▶ _What the task requires_
Please copy each line in the records below that contains the string "title".

******

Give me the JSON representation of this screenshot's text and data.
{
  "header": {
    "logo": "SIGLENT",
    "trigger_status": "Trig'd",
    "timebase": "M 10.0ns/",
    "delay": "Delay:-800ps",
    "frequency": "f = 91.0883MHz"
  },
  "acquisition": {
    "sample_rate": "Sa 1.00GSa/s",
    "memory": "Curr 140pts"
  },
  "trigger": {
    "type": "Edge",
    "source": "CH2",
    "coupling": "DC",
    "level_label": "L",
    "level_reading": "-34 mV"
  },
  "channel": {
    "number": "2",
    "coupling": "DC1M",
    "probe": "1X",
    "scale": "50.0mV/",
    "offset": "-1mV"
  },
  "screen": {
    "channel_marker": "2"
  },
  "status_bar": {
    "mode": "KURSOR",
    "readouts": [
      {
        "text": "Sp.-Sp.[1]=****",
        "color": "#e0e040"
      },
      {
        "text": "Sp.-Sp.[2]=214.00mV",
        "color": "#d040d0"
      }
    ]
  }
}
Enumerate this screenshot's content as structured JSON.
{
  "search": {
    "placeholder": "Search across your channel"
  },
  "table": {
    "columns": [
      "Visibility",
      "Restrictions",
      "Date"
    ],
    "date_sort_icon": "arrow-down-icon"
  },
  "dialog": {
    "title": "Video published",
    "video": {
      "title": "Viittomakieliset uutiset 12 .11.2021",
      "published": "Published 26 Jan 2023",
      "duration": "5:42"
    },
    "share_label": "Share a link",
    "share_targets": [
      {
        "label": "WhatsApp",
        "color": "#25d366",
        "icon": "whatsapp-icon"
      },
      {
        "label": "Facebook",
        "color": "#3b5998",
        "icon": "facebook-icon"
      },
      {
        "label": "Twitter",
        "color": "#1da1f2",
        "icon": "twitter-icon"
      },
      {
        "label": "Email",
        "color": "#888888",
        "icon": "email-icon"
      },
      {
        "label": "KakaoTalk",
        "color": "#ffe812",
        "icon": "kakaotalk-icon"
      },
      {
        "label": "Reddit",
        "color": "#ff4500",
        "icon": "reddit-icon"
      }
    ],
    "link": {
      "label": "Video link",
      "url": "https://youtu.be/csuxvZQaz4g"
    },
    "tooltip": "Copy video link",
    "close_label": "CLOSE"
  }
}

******

▶ _Response area_
    "title": "Video published",
      "title": "Viittomakieliset uutiset 12 .11.2021",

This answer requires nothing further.